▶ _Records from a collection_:
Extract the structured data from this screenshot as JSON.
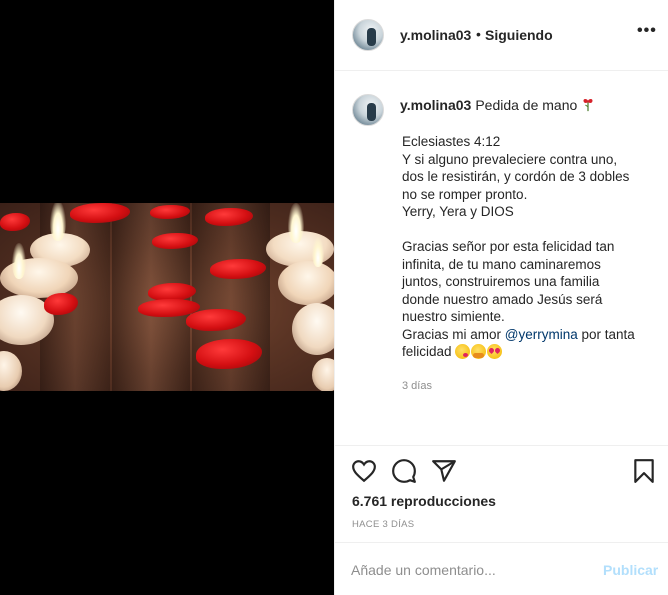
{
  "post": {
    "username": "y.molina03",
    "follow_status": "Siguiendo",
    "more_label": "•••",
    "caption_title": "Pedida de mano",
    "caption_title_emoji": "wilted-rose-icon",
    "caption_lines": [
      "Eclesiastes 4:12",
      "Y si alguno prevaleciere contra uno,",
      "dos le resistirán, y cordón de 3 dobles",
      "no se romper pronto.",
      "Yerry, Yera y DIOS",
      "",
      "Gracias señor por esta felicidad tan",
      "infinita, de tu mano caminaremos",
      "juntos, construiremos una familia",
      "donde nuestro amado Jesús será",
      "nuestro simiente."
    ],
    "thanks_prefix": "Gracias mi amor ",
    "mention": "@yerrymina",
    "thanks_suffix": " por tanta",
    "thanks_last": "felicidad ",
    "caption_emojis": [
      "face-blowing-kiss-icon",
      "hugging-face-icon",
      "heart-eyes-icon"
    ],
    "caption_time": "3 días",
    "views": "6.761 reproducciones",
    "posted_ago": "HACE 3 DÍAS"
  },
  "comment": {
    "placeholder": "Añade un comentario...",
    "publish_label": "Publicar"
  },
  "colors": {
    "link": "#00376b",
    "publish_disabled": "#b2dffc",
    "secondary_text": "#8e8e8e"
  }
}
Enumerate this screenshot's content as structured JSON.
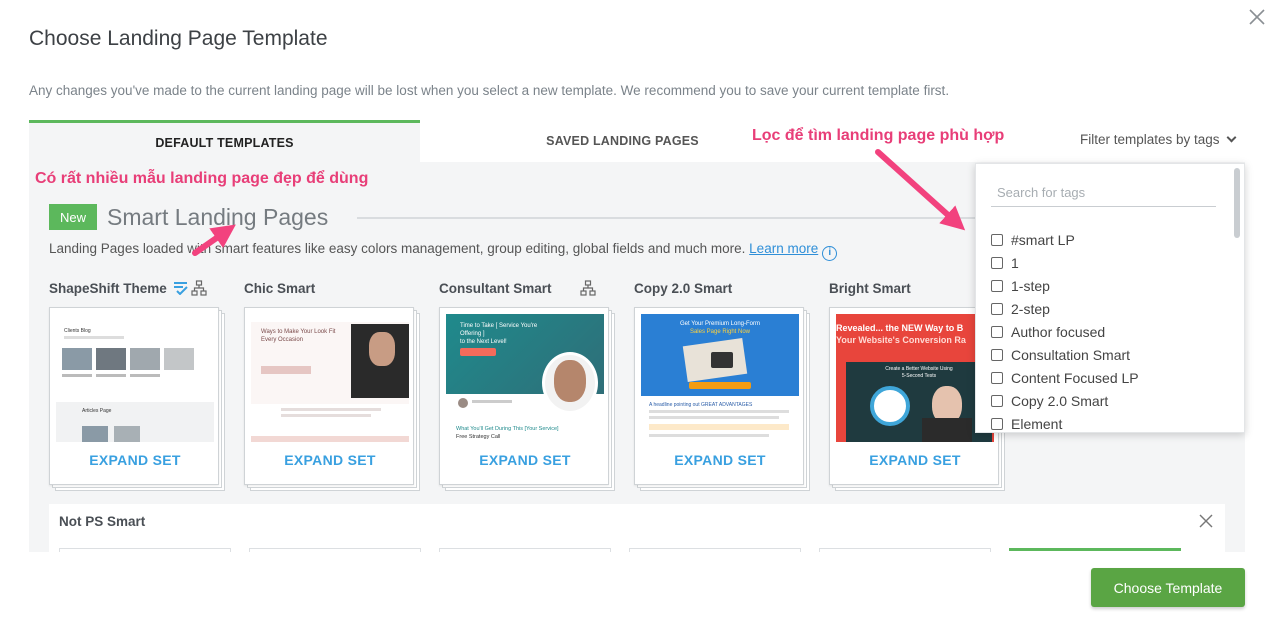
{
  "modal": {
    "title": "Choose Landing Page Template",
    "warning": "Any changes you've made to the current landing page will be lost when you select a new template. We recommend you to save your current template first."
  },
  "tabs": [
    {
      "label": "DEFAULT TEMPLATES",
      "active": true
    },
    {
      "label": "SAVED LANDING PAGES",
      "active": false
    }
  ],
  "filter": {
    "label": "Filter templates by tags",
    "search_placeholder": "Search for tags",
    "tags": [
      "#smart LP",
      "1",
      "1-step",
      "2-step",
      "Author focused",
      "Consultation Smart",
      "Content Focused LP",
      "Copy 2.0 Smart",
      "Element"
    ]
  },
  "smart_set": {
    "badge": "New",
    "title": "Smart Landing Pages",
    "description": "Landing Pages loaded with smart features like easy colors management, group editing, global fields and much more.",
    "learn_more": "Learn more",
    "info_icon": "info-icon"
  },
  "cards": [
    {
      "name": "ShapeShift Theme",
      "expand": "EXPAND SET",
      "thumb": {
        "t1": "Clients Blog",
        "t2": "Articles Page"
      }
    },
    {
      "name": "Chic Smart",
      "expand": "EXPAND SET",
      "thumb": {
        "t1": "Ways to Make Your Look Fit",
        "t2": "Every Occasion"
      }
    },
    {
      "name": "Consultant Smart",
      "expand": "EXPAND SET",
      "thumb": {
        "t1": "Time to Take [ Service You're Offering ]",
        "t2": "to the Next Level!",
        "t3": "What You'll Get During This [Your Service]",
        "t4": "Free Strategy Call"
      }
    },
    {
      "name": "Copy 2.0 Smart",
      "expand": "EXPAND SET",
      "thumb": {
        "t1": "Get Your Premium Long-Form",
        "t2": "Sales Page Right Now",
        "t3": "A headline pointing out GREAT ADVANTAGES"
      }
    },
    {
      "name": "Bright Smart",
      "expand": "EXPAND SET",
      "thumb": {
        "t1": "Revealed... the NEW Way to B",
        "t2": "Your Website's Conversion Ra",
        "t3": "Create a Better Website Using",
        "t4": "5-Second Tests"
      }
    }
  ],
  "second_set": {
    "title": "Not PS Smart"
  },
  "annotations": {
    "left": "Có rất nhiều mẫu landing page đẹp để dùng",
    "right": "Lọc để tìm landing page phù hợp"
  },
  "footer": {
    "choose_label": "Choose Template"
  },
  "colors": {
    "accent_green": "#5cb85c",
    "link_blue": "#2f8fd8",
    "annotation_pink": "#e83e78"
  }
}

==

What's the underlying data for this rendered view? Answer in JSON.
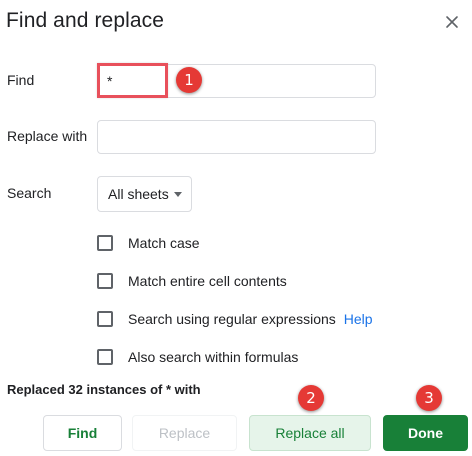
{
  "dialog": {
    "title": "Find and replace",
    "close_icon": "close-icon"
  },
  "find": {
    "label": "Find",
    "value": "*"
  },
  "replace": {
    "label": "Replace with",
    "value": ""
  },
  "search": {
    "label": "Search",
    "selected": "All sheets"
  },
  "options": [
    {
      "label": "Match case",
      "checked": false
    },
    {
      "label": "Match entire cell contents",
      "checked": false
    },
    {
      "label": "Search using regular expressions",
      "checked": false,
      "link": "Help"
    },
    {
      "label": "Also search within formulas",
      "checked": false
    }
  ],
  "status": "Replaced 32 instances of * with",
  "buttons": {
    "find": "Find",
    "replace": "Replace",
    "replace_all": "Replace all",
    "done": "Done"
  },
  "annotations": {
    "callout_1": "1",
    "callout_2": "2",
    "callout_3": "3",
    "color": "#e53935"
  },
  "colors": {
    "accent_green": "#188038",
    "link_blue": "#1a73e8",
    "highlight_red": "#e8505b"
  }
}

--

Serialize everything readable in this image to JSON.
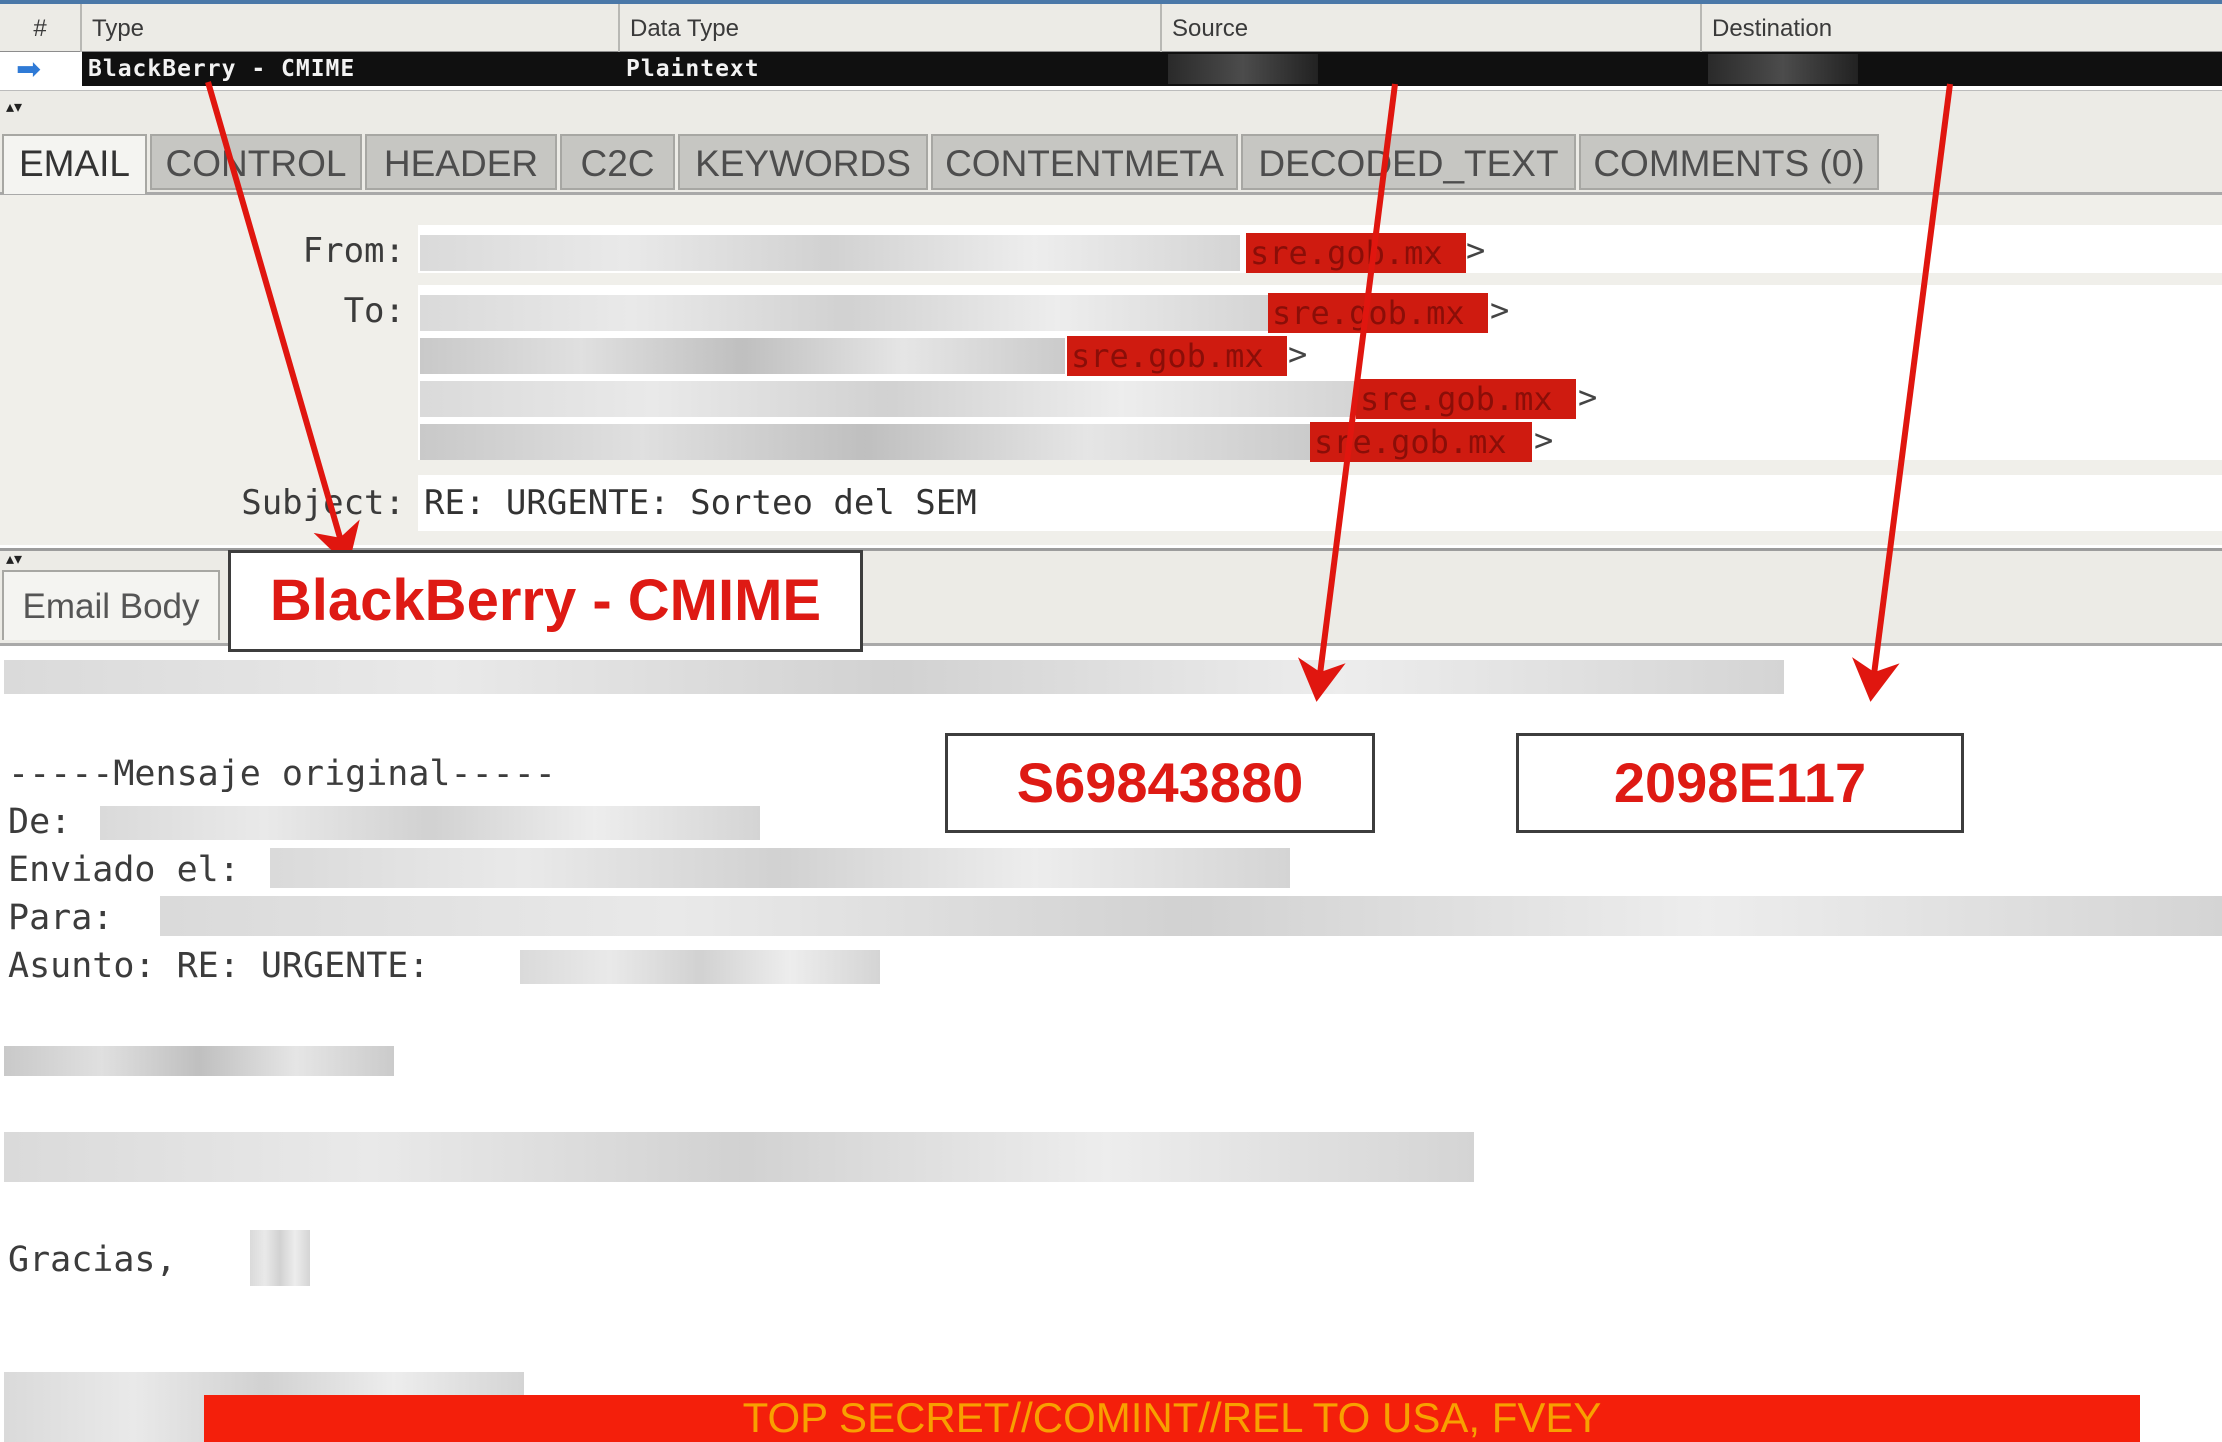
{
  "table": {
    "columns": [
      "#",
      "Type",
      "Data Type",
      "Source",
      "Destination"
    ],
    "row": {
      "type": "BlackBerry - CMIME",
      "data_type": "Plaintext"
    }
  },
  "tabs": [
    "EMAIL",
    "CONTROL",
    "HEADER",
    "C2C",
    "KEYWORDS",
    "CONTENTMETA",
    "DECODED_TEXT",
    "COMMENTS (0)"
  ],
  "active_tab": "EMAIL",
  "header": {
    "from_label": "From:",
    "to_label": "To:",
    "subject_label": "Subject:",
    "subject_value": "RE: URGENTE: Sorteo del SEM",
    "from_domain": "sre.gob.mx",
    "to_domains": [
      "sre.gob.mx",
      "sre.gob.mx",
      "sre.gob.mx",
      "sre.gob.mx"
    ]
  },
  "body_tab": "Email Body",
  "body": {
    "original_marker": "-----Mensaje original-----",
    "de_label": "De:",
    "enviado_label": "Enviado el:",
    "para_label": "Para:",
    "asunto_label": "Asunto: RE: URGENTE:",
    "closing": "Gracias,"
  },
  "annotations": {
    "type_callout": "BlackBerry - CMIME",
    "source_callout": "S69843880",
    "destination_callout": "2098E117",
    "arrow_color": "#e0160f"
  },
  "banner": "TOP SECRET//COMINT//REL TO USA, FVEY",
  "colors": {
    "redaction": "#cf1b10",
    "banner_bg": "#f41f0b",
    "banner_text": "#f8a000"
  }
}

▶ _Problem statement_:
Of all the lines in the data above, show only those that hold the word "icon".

▶ _Response box_:
    "caption_title_emoji": "wilted-rose-icon",
      "face-blowing-kiss-icon",
      "hugging-face-icon",
      "heart-eyes-icon"
    "info_icon": "info-icon"
    "close_icon": "close-icon"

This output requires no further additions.